The other bone of contention is a stunt the crew has saved for the end of the shoot, which entails flipping over a car. Jason (of course) sees this moment as integral to the film and won’t hear of scaling it back, but everyone else — Len Amato and Marc Joubert, along with Effie — has concerns about both budget and safety. But Effie hasn’t given up on it yet, and in light of all the other compromises she’s forced him to make, she seems genuinely committed to helping Jason achieve some version of what he envisions. “My job is to support him as much as I can,” she says, “but that stunt is going to be a beast, and no one can see it coming.”
What follows that bit of foreboding is a seemingly endless series of tense conversations, some between just Effie and Jason, some that also involve Len and Marc, and one at the end of the episode that adds a handful of other important crew members (the stunt coordinator, the 1st AD) to the mix.

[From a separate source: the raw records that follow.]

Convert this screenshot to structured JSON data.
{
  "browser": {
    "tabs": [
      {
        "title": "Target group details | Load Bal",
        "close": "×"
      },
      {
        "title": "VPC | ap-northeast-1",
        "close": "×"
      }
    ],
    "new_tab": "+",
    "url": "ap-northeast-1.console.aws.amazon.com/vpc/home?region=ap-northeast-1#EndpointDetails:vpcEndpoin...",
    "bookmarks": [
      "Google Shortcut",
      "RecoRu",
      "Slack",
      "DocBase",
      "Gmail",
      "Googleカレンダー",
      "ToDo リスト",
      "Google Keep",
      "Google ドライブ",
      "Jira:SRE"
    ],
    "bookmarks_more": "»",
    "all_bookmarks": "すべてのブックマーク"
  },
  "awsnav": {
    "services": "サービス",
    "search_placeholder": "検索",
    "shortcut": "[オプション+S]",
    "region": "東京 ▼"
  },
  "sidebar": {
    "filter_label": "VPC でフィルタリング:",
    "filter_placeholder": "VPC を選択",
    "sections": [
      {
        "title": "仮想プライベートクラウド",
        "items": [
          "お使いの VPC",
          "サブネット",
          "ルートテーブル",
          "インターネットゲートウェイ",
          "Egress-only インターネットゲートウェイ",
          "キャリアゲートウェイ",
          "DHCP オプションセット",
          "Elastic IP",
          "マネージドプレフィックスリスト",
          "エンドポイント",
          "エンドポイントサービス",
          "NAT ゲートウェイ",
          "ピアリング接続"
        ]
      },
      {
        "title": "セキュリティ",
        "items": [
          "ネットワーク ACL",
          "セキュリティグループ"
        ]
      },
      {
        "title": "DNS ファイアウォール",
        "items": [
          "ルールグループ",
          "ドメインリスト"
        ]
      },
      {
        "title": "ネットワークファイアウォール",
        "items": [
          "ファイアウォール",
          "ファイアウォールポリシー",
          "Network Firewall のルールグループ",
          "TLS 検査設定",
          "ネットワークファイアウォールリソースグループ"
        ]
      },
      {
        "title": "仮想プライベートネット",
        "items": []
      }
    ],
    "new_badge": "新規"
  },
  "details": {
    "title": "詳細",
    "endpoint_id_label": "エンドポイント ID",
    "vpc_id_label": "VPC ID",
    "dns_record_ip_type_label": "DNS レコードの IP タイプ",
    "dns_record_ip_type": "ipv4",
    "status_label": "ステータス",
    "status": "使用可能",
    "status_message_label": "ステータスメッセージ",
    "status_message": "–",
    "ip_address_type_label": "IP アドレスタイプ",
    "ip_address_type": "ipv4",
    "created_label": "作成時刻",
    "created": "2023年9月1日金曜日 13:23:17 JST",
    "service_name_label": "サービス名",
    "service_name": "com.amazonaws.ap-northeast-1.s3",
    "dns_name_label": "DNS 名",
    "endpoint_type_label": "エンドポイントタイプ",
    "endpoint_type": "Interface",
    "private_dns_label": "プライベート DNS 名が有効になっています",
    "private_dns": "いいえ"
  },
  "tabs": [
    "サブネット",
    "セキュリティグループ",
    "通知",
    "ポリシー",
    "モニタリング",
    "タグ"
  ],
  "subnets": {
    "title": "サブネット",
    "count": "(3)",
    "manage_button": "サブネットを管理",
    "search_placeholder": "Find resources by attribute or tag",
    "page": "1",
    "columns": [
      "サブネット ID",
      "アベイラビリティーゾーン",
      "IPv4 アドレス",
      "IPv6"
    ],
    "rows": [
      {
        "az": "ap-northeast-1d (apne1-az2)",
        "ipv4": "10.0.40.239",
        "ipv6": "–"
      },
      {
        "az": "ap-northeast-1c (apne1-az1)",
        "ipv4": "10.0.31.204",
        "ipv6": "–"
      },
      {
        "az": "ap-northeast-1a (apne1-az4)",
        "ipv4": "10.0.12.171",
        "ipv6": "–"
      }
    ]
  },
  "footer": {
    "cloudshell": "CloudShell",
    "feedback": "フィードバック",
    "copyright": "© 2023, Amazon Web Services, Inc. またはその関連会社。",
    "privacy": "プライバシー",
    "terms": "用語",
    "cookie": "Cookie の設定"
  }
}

Each one is painful to watch, because the director and the producer just can’t get on the same page. Jason feels like final decisions are being made about his movie without his input. Effie seems to think he’s only hearing what he wants to. When she takes him aside to discuss some of the work she’s doing to make the stunt happen, he sort of shuts down. Effie complains to Marc that when she tries to help Jason, “I get nothing. I get quiet disdain.”
“The tension grows every day between these two, and the communication sucks,” says Marc. Which certainly appears to be true! Later, he wonders, “At the end of the day, will it hurt what ends up on the screen?” And then he answers his question: “It could.” Well… yup… that’s the worry here.
Taken together, all of Marc’s detached observations raise another question, one Greenlight doesn’t seem particularly interested in addressing: Where is Marc in all of this? He’s on set every day, he’s apparently growing impatient with both Jason and Effie… and unless we’re just not seeing it documented, he doesn’t seem to be making much of an effort to help repair their relationship or otherwise open the lines of communication between the creative and practical sides of the production. In a different exchange, when Effie is complaining that she doesn’t want the only black face in The Leisure Class to be a chauffeur, Marc assesses the situation as follows: “I get it, I understand it, I just don’t want to spend a lot of time on unwanted drama.” So, OK, what’s his quick solution?
It’s starting to seem like Marc just can’t be bothered anymore. But, as with Effie and Jason, it’s hard to tell what he’s actually doing when he’s not expressing exasperation. Is he quietly doing his job in moments too boring to air on HBO, or is he too defeated by all the squabbling on set to be effective? Will we ever spend enough time with him to find out? Or is Project Greenlight just going to continue being a whirlwind of long arguments chopped into increasingly useless snippets of confrontation?
If the show’s aim is to confuse viewers to such an extent that it becomes impossible to discern who (if anyone) is on the wrong side of all the supposed misunderstandings between Jason and Effie, then this episode was a resounding success. Ditto if it’s trying to make us feel the same frustration as everyone involved in making The Leisure Class. “I am a kind and gentle person, but I wanna snatch someone up right now,” says Effie in the episode’s final moments. And you know, I sort of feel like snatching someone up too — Greenlight‘s editors, maybe?